Search the entries below for the word "클릭하여" and copy every line where it appears.

───

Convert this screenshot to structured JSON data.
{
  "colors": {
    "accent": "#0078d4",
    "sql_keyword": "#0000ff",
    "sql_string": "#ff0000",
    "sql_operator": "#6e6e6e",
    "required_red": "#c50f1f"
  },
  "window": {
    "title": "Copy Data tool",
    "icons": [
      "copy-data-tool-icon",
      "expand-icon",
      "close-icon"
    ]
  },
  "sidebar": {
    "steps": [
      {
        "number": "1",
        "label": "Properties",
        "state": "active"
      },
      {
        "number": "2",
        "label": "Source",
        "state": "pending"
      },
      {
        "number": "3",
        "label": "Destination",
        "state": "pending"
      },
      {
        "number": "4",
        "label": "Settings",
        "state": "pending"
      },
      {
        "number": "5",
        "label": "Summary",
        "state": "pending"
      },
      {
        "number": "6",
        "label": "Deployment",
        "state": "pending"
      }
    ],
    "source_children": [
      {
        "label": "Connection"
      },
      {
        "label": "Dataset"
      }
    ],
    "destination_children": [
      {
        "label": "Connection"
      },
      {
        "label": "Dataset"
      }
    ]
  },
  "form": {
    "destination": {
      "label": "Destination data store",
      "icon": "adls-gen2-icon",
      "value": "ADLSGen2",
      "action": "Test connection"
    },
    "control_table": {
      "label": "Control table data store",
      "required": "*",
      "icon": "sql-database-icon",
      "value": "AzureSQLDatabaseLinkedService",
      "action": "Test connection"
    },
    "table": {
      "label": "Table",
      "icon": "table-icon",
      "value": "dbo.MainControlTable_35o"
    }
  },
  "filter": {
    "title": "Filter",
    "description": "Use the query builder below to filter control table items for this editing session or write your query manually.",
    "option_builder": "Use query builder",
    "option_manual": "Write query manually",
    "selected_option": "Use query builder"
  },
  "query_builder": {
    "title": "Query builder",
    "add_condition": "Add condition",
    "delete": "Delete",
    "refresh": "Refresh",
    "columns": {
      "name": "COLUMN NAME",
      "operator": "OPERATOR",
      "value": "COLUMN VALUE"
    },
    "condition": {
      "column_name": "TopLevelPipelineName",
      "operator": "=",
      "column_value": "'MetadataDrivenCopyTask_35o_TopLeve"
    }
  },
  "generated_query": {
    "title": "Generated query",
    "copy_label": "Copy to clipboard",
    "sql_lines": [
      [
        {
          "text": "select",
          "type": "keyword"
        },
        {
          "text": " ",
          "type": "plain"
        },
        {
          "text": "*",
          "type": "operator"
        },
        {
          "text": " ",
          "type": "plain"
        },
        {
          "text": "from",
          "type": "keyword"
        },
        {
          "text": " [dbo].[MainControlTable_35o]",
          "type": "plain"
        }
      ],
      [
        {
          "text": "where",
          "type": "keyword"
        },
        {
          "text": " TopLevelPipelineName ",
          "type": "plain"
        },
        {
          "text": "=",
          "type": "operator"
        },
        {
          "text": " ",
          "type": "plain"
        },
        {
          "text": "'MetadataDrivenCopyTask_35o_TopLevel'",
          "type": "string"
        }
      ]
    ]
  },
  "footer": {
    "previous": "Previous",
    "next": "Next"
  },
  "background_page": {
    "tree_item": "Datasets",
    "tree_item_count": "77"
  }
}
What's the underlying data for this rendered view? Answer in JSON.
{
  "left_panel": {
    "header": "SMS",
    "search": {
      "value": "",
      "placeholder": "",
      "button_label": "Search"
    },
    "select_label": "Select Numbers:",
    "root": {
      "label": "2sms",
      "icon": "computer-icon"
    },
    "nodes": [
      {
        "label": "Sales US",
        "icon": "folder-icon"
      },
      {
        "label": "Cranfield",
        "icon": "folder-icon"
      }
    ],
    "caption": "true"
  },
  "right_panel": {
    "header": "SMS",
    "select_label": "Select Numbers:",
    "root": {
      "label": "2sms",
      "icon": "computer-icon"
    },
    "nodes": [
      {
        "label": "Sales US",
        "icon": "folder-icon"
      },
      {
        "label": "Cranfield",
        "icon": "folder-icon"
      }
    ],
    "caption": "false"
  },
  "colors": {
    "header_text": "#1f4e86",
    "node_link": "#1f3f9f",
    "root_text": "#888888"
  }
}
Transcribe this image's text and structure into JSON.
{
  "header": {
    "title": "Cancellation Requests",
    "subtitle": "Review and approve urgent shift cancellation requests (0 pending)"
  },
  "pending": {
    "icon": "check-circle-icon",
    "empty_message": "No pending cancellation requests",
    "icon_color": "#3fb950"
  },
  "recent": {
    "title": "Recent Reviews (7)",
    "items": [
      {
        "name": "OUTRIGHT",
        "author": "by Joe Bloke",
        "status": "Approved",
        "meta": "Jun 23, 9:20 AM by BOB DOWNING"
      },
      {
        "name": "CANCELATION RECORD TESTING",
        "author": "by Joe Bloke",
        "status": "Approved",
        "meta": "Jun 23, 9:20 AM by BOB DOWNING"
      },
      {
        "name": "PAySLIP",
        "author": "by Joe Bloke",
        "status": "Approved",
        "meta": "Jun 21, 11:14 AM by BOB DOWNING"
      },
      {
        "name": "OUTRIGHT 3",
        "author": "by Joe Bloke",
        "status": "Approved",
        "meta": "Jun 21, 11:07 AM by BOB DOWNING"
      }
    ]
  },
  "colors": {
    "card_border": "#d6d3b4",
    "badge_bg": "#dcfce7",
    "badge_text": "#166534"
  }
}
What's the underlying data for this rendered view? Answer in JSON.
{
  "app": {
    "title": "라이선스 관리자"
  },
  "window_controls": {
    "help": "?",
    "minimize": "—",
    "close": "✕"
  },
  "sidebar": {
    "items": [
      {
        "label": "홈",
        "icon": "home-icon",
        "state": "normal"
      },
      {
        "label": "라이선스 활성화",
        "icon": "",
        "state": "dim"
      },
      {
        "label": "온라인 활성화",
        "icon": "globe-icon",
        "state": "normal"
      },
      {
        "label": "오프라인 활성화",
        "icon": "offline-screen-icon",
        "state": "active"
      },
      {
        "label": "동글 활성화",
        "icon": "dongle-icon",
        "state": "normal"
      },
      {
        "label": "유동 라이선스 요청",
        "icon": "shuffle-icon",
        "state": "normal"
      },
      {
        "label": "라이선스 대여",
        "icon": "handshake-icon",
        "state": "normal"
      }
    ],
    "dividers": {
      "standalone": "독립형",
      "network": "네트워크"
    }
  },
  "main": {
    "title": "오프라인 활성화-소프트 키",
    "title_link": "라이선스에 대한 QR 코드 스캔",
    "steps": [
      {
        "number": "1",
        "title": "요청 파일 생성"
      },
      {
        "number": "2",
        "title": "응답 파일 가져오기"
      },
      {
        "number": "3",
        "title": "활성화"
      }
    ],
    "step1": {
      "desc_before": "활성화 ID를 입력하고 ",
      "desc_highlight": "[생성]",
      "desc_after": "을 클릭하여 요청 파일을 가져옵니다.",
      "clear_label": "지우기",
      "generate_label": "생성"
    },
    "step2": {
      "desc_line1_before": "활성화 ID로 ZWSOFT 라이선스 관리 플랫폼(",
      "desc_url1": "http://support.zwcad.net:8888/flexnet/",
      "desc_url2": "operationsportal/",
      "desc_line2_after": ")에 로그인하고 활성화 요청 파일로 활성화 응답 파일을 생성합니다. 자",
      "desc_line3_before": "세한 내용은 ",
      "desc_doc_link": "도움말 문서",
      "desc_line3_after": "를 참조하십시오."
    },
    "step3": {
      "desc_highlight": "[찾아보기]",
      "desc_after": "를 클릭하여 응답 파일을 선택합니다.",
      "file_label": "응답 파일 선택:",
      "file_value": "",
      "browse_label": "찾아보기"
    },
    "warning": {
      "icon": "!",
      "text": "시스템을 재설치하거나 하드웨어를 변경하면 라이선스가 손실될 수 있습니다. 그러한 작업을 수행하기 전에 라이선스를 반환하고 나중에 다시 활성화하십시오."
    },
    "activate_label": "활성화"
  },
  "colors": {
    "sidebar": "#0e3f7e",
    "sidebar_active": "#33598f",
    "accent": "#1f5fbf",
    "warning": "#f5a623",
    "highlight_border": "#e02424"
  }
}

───

RESPONSE BELOW:
      "desc_after": "을 클릭하여 요청 파일을 가져옵니다.",
      "desc_after": "를 클릭하여 응답 파일을 선택합니다.",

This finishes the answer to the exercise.